Task item:
Filter the data for "JSON" and copy matching lines.

○ ○ ○ ○

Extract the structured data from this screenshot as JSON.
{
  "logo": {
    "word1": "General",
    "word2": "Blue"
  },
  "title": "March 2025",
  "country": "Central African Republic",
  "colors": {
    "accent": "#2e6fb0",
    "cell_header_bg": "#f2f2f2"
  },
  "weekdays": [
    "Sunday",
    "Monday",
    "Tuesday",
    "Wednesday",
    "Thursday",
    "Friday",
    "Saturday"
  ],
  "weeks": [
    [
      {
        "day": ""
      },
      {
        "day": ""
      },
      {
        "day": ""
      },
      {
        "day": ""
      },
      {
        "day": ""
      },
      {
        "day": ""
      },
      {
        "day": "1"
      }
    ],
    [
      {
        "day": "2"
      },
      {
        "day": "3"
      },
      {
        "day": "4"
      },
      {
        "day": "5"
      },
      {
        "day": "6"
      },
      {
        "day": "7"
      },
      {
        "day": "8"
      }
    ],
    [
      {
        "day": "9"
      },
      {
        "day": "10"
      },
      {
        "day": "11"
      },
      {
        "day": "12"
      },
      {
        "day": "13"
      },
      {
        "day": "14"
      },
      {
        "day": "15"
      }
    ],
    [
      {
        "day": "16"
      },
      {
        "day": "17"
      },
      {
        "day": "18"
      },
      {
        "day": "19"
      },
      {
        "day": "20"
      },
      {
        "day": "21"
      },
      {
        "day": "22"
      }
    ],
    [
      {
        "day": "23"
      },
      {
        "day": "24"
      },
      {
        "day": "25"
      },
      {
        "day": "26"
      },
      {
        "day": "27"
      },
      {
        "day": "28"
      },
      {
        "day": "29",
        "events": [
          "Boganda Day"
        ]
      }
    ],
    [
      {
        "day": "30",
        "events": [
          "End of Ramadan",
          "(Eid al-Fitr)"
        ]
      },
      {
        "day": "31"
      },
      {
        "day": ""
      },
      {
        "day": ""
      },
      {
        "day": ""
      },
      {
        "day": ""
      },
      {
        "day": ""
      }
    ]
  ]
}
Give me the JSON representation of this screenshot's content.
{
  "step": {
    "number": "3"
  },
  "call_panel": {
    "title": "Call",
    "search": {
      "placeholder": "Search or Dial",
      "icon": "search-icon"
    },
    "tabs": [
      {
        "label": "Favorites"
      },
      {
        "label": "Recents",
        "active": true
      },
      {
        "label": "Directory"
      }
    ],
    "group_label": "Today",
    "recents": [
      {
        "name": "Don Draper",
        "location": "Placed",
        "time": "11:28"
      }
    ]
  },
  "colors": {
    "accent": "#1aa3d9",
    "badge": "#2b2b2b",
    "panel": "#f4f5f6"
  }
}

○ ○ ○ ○

Result below:
Extract the structured data from this screenshot as JSON.
Give me the JSON representation of this screenshot's content.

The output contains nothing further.